*** Opening LISTED RECORDS ***
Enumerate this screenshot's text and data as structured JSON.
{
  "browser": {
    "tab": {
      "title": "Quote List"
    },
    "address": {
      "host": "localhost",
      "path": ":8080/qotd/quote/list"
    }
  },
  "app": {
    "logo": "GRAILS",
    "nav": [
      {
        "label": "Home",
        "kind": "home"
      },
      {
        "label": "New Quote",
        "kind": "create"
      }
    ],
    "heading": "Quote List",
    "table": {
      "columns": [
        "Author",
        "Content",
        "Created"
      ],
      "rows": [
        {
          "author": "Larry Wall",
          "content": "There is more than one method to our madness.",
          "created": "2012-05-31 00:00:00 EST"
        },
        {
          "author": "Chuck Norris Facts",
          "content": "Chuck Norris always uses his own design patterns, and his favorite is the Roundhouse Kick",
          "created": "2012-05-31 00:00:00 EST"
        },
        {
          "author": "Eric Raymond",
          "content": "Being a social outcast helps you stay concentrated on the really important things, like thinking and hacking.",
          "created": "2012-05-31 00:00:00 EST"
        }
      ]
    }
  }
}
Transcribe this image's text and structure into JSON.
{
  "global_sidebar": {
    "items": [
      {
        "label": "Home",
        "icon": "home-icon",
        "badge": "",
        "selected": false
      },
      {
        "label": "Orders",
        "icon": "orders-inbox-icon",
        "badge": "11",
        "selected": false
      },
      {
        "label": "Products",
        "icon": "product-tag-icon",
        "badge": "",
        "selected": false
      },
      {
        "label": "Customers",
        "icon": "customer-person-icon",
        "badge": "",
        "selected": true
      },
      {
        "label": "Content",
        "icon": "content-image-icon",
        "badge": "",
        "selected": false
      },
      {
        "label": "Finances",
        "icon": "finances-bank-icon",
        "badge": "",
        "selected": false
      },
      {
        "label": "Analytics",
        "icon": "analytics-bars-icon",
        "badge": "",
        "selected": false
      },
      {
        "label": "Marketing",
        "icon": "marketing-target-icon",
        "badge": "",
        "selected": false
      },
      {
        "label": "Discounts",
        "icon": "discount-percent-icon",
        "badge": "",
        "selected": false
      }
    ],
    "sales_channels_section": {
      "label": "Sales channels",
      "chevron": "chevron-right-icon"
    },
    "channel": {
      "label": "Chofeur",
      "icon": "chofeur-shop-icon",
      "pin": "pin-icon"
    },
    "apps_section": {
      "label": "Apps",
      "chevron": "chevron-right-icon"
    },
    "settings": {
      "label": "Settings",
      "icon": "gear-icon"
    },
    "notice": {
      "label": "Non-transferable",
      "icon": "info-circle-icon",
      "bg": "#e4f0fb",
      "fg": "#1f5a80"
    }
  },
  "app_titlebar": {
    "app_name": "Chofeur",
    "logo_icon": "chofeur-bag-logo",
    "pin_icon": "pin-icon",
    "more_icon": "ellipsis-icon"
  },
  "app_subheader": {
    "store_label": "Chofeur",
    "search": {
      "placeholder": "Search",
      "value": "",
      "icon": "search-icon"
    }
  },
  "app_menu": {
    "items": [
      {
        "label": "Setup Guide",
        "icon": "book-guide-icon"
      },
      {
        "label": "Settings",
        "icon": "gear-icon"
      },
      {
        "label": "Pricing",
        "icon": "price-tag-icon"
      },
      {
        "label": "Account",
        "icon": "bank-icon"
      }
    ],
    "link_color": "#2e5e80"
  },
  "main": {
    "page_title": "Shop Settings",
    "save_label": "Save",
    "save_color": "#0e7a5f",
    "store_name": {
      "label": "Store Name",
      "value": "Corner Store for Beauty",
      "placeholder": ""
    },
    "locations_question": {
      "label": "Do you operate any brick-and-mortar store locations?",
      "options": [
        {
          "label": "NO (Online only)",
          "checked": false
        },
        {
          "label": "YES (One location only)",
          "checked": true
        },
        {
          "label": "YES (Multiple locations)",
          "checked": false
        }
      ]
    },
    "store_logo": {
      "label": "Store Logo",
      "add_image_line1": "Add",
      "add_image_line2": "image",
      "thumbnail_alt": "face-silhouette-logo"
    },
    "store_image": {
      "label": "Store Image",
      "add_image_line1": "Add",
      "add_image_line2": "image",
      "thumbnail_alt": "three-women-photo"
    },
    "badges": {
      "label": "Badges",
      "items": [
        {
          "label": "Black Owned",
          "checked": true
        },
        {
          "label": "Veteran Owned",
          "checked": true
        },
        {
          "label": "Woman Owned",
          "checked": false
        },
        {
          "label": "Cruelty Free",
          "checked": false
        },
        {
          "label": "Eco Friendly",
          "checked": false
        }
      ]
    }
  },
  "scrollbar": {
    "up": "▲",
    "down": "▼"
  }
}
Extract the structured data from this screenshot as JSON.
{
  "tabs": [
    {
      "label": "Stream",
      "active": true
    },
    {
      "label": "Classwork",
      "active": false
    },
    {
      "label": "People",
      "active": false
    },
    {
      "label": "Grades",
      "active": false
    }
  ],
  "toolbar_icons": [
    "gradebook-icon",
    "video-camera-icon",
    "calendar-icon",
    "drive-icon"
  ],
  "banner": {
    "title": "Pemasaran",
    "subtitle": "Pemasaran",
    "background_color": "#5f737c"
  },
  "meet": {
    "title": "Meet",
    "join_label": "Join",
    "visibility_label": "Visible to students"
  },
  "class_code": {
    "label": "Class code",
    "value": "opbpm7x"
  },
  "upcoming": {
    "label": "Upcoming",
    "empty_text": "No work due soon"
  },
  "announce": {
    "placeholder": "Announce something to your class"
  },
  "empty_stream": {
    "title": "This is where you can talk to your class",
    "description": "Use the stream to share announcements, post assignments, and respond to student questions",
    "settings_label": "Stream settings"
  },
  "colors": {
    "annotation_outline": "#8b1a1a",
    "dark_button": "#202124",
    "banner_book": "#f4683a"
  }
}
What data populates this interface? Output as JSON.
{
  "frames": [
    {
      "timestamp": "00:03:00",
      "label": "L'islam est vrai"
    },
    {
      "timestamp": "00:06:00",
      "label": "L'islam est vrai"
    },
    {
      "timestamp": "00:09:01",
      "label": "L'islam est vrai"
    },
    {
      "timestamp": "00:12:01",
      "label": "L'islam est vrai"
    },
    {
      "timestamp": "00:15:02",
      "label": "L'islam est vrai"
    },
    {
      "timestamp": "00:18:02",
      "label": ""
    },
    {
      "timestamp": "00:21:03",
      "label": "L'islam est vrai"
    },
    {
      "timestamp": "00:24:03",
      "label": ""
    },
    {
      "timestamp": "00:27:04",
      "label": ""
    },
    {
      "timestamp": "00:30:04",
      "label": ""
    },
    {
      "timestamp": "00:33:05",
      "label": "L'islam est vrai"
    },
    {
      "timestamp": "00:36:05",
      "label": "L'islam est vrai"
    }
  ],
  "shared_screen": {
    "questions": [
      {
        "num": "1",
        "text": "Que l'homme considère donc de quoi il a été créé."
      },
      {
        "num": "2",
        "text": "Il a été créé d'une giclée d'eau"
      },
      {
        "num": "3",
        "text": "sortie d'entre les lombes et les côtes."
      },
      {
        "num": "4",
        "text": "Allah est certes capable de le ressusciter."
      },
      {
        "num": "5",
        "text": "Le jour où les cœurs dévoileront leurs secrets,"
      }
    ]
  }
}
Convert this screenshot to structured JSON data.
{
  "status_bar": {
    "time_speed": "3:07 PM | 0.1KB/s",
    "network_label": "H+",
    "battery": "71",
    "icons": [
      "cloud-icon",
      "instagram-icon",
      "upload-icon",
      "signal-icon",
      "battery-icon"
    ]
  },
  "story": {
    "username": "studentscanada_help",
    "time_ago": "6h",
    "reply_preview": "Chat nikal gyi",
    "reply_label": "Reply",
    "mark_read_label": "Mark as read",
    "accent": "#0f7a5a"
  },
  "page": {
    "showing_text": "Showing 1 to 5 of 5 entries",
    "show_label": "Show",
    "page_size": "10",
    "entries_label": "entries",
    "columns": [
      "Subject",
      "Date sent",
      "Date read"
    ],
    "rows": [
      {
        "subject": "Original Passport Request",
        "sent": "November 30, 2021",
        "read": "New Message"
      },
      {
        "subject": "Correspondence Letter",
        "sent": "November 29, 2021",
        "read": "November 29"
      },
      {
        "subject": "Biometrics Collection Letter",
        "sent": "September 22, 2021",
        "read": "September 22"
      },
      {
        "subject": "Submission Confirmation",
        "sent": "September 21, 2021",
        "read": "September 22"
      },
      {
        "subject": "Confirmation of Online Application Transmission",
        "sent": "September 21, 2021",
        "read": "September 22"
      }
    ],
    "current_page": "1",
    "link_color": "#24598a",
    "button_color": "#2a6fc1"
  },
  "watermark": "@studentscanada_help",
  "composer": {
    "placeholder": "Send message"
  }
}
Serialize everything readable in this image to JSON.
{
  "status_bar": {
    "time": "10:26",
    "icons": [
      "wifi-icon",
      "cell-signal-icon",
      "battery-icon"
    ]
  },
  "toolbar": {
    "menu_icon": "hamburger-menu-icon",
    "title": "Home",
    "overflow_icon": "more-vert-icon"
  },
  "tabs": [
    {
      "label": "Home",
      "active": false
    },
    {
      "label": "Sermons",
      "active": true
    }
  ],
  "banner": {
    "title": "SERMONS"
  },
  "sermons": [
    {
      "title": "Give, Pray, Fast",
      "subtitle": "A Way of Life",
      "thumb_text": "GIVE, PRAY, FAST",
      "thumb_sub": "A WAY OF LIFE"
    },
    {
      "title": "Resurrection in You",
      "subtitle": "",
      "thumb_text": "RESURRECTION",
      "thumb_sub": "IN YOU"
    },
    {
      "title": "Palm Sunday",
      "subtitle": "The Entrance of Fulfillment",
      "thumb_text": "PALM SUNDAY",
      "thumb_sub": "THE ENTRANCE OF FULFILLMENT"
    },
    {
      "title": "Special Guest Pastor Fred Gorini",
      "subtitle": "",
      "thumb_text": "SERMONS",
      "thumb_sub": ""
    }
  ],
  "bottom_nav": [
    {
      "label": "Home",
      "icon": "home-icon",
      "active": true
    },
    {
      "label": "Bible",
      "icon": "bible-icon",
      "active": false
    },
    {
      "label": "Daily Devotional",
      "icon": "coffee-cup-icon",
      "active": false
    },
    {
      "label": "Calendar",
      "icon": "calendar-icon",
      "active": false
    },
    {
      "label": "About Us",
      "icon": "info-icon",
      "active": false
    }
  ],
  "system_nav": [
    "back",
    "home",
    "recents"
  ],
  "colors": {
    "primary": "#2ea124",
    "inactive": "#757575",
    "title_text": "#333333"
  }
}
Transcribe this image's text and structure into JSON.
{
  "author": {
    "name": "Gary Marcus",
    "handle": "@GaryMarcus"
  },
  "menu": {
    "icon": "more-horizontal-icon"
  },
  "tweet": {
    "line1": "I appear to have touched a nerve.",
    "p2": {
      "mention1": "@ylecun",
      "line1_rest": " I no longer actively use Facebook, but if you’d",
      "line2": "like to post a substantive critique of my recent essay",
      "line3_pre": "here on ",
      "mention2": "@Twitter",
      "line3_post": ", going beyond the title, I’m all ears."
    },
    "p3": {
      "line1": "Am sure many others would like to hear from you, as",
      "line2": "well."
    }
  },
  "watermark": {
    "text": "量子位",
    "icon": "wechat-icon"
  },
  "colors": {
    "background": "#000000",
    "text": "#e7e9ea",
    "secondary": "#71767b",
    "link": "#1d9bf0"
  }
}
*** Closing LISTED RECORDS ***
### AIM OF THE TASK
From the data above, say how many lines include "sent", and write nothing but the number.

### ANSWER TO THIS PROBLEM
6